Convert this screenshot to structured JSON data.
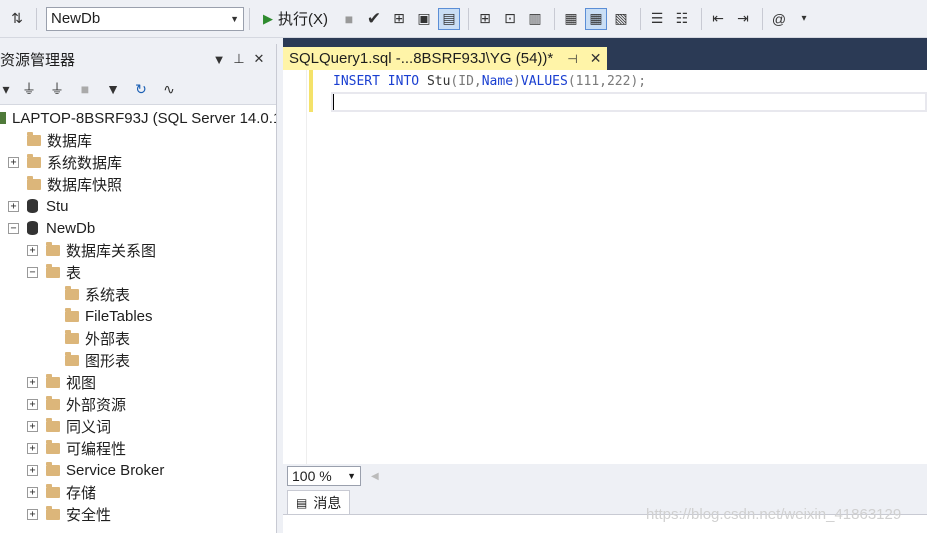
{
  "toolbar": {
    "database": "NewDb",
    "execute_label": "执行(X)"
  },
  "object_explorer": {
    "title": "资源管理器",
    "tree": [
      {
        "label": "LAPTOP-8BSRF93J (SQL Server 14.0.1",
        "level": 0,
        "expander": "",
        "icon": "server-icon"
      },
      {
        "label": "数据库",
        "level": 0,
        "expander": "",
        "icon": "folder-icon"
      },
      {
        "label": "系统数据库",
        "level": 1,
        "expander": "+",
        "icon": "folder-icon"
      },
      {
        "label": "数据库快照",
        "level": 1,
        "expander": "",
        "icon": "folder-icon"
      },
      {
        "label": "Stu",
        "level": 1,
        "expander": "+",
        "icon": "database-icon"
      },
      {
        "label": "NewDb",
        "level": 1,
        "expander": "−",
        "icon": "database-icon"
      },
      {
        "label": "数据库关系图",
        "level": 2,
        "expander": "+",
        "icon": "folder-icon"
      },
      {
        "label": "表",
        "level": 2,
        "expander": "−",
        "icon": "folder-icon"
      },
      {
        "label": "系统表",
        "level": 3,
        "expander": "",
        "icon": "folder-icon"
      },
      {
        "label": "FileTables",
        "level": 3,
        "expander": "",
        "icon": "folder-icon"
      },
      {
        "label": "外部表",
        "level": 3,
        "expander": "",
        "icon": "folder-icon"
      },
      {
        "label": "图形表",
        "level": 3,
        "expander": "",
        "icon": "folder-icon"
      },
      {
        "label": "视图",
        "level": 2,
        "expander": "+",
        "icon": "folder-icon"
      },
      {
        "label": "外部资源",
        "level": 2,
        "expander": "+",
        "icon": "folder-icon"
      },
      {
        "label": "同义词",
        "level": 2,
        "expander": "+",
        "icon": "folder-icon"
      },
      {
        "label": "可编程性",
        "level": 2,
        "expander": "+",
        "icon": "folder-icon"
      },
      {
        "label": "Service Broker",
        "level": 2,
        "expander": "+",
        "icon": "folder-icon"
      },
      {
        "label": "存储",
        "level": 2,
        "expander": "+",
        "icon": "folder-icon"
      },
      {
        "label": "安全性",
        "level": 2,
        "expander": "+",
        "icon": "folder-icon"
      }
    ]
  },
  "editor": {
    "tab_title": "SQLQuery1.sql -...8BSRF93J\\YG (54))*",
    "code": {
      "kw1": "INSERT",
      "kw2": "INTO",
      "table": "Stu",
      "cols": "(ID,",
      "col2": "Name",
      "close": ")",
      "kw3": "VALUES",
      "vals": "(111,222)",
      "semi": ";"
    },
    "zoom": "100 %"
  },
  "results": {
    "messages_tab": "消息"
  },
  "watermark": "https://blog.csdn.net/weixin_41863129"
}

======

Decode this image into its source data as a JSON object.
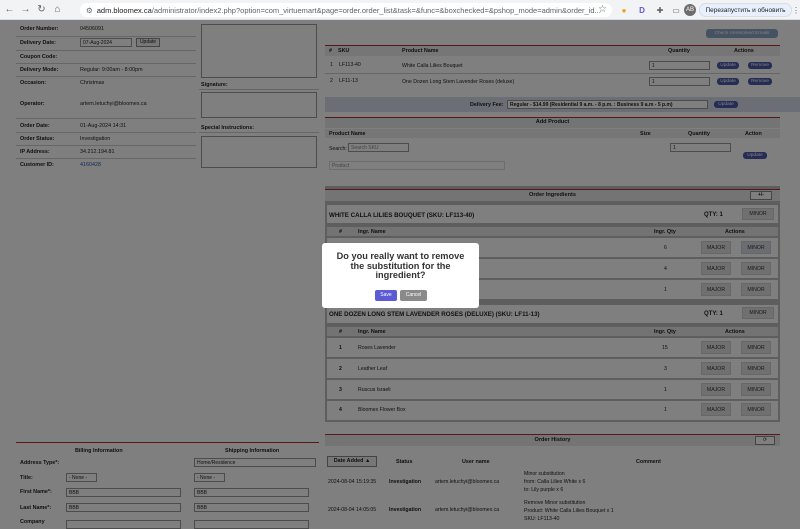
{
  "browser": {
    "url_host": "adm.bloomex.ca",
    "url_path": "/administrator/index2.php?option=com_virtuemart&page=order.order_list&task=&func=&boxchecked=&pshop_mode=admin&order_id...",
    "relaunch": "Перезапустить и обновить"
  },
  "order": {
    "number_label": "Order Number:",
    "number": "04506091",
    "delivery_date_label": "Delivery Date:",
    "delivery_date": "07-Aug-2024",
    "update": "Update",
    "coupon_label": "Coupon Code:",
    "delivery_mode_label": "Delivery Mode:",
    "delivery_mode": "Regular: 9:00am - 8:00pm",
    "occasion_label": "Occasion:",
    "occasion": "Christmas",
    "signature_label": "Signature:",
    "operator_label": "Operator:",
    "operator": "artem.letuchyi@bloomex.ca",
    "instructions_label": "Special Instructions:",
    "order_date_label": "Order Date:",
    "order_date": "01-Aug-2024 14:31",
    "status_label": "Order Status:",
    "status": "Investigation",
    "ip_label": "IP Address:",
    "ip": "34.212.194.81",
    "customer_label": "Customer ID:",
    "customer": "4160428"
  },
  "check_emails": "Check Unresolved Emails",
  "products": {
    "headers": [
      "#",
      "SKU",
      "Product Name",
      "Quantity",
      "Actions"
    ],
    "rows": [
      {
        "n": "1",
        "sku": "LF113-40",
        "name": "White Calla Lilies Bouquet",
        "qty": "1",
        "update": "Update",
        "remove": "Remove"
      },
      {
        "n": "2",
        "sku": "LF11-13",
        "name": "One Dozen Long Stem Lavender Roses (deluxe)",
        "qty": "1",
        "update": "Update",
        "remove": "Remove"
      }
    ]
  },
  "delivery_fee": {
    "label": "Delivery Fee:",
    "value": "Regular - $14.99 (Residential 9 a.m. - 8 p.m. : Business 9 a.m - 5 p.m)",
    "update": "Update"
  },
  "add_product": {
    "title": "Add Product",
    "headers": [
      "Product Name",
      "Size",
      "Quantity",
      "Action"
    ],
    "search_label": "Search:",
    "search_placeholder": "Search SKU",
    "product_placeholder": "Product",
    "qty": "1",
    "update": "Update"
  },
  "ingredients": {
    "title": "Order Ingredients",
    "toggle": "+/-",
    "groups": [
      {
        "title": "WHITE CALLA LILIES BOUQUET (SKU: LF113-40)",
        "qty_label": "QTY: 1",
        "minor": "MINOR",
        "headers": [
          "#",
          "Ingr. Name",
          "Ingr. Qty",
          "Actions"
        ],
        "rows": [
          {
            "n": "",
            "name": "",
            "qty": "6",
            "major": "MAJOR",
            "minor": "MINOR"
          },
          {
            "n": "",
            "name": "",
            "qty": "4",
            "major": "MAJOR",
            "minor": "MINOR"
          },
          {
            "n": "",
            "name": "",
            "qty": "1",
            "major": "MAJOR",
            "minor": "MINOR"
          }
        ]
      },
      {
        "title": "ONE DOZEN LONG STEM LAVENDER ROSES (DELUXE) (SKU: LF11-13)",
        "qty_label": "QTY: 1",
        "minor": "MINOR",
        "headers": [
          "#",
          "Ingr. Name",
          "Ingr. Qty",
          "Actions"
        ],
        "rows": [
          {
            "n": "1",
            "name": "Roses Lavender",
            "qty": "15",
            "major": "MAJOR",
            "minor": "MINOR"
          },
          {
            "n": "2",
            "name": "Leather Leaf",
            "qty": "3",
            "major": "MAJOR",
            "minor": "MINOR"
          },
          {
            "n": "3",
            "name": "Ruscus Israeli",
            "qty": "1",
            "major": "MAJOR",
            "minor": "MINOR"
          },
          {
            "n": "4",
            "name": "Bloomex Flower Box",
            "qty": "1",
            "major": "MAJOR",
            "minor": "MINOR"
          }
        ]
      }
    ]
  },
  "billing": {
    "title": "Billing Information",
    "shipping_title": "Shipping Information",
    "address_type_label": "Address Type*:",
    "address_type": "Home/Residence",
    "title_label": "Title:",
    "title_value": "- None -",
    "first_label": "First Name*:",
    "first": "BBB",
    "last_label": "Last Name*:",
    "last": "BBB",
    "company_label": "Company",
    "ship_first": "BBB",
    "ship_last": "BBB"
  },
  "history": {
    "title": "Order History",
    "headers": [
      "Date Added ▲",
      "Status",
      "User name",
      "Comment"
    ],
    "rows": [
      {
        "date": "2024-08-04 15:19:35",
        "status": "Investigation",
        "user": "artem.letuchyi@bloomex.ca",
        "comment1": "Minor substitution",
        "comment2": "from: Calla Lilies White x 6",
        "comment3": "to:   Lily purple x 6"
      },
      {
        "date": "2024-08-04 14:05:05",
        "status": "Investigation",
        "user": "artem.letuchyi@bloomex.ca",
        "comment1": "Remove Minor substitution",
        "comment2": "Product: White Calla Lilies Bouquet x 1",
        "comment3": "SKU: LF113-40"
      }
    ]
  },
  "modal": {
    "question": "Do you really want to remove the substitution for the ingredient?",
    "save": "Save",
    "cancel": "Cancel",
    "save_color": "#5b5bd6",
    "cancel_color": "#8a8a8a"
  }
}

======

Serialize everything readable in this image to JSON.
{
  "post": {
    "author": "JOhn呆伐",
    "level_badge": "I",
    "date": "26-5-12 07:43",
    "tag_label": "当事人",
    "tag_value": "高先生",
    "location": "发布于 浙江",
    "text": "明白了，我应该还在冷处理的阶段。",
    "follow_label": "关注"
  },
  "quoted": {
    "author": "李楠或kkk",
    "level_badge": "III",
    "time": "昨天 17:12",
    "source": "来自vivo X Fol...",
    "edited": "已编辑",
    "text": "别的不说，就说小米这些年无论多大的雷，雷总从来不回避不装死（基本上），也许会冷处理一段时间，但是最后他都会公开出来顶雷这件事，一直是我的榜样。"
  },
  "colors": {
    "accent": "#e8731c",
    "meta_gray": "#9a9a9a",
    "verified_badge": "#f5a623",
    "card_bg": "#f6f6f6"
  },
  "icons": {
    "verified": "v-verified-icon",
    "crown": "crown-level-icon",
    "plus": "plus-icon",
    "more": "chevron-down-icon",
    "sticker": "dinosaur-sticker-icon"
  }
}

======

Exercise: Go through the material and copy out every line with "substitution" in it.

Problem solution:
        "comment1": "Minor substitution",
        "comment1": "Remove Minor substitution",
    "question": "Do you really want to remove the substitution for the ingredient?",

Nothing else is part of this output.